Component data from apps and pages
══════

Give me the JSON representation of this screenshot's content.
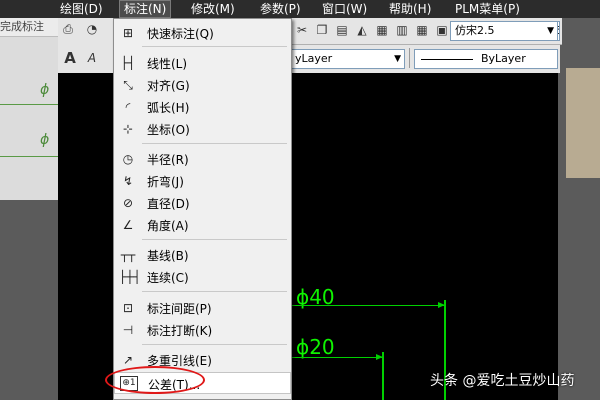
{
  "menubar": {
    "items": [
      {
        "label": "绘图(D)"
      },
      {
        "label": "标注(N)"
      },
      {
        "label": "修改(M)"
      },
      {
        "label": "参数(P)"
      },
      {
        "label": "窗口(W)"
      },
      {
        "label": "帮助(H)"
      },
      {
        "label": "PLM菜单(P)"
      }
    ]
  },
  "left_panel": {
    "tab_text": "完成标注",
    "phi": "ϕ"
  },
  "toolbar": {
    "text_style": "仿宋2.5",
    "layer_combo": "yLayer",
    "linetype_combo": "ByLayer",
    "help_glyph": "?"
  },
  "dimension_menu": {
    "items": [
      {
        "label": "快速标注(Q)",
        "icon": "quick-dimension-icon"
      },
      {
        "label": "线性(L)",
        "icon": "linear-icon"
      },
      {
        "label": "对齐(G)",
        "icon": "aligned-icon"
      },
      {
        "label": "弧长(H)",
        "icon": "arc-length-icon"
      },
      {
        "label": "坐标(O)",
        "icon": "ordinate-icon"
      },
      {
        "label": "半径(R)",
        "icon": "radius-icon"
      },
      {
        "label": "折弯(J)",
        "icon": "jogged-icon"
      },
      {
        "label": "直径(D)",
        "icon": "diameter-icon"
      },
      {
        "label": "角度(A)",
        "icon": "angle-icon"
      },
      {
        "label": "基线(B)",
        "icon": "baseline-icon"
      },
      {
        "label": "连续(C)",
        "icon": "continue-icon"
      },
      {
        "label": "标注间距(P)",
        "icon": "dimension-space-icon"
      },
      {
        "label": "标注打断(K)",
        "icon": "dimension-break-icon"
      },
      {
        "label": "多重引线(E)",
        "icon": "multileader-icon"
      },
      {
        "label": "公差(T)...",
        "icon": "tolerance-icon"
      }
    ]
  },
  "canvas": {
    "dim1": "ϕ40",
    "dim2": "ϕ20"
  },
  "watermark": "头条 @爱吃土豆炒山药",
  "colors": {
    "highlight_ring": "#e01818",
    "dimension_green": "#0ff400",
    "canvas_bg": "#000000"
  }
}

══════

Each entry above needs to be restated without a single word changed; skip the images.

Give me the JSON representation of this screenshot's content.
{
  "menubar": {
    "items": [
      {
        "label": "绘图(D)"
      },
      {
        "label": "标注(N)"
      },
      {
        "label": "修改(M)"
      },
      {
        "label": "参数(P)"
      },
      {
        "label": "窗口(W)"
      },
      {
        "label": "帮助(H)"
      },
      {
        "label": "PLM菜单(P)"
      }
    ]
  },
  "left_panel": {
    "tab_text": "完成标注",
    "phi": "ϕ"
  },
  "toolbar": {
    "text_style": "仿宋2.5",
    "layer_combo": "yLayer",
    "linetype_combo": "ByLayer",
    "help_glyph": "?"
  },
  "dimension_menu": {
    "items": [
      {
        "label": "快速标注(Q)",
        "icon": "quick-dimension-icon"
      },
      {
        "label": "线性(L)",
        "icon": "linear-icon"
      },
      {
        "label": "对齐(G)",
        "icon": "aligned-icon"
      },
      {
        "label": "弧长(H)",
        "icon": "arc-length-icon"
      },
      {
        "label": "坐标(O)",
        "icon": "ordinate-icon"
      },
      {
        "label": "半径(R)",
        "icon": "radius-icon"
      },
      {
        "label": "折弯(J)",
        "icon": "jogged-icon"
      },
      {
        "label": "直径(D)",
        "icon": "diameter-icon"
      },
      {
        "label": "角度(A)",
        "icon": "angle-icon"
      },
      {
        "label": "基线(B)",
        "icon": "baseline-icon"
      },
      {
        "label": "连续(C)",
        "icon": "continue-icon"
      },
      {
        "label": "标注间距(P)",
        "icon": "dimension-space-icon"
      },
      {
        "label": "标注打断(K)",
        "icon": "dimension-break-icon"
      },
      {
        "label": "多重引线(E)",
        "icon": "multileader-icon"
      },
      {
        "label": "公差(T)...",
        "icon": "tolerance-icon"
      }
    ]
  },
  "canvas": {
    "dim1": "ϕ40",
    "dim2": "ϕ20"
  },
  "watermark": "头条 @爱吃土豆炒山药",
  "colors": {
    "highlight_ring": "#e01818",
    "dimension_green": "#0ff400",
    "canvas_bg": "#000000"
  }
}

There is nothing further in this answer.